#### [What to do]
What lines below contain the string "clown"? List them all.

*** Material to process Section Begins ***

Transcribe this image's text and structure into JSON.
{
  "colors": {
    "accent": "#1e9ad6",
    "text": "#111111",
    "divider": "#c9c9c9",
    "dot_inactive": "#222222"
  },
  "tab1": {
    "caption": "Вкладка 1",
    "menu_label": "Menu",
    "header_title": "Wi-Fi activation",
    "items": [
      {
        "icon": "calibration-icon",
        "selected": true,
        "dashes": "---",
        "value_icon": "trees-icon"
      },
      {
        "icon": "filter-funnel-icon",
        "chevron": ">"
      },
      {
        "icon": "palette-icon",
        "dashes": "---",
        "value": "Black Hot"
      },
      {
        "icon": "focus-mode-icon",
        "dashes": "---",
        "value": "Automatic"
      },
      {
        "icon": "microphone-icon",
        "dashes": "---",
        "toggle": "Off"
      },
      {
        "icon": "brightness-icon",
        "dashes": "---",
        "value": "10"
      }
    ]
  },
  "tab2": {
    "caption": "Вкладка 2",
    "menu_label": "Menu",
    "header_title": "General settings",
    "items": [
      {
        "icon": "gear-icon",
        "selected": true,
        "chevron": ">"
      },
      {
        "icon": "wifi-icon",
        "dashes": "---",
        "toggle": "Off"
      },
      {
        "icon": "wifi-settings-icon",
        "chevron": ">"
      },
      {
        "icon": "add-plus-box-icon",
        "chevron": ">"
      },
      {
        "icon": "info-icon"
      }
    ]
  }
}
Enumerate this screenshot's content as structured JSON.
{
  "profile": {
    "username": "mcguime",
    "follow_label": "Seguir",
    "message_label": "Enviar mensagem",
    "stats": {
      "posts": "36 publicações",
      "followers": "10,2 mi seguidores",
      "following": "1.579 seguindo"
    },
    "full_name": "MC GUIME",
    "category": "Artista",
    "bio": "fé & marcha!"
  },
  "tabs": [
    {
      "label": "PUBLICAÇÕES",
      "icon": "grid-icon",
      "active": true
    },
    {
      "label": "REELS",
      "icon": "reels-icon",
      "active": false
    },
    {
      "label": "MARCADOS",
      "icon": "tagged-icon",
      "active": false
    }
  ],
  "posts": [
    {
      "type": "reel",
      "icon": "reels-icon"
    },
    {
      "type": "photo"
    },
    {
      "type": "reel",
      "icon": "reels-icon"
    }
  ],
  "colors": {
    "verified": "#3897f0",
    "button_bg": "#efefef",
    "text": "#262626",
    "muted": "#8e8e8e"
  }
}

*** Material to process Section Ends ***
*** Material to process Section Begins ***

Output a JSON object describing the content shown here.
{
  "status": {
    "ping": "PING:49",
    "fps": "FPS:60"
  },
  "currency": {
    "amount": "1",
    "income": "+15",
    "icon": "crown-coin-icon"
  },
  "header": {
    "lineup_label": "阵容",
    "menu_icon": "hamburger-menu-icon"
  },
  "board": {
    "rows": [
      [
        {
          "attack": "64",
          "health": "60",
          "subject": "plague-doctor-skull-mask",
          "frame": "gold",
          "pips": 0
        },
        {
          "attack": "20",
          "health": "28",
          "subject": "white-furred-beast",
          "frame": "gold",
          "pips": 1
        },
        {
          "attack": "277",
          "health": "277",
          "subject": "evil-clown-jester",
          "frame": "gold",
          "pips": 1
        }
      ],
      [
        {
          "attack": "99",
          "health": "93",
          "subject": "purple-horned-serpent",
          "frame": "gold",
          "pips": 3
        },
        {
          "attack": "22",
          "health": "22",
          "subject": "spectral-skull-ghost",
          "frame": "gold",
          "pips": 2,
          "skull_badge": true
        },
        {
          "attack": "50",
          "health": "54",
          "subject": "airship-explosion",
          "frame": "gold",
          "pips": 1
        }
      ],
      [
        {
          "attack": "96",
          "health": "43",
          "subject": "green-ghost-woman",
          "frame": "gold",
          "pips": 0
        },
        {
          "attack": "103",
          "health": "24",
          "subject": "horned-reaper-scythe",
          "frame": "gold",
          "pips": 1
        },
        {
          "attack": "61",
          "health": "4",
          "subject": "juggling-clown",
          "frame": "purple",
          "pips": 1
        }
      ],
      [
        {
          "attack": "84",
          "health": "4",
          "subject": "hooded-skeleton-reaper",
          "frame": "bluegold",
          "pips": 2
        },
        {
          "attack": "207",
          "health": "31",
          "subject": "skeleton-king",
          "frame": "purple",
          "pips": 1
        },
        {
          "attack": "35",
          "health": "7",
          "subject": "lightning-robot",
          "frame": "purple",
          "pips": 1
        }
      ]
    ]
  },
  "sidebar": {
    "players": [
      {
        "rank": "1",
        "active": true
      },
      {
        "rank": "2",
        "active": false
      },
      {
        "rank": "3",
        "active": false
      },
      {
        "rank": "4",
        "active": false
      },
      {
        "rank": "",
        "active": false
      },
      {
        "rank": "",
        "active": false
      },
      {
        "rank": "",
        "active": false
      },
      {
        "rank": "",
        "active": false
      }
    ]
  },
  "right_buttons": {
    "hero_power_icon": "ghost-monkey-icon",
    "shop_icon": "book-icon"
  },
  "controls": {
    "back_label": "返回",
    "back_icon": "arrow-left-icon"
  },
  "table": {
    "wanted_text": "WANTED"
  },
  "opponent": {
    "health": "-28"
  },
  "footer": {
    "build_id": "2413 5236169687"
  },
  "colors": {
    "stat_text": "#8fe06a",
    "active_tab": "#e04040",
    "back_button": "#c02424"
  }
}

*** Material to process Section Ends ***

#### [Result of this exercise]
          "subject": "evil-clown-jester",
          "subject": "juggling-clown",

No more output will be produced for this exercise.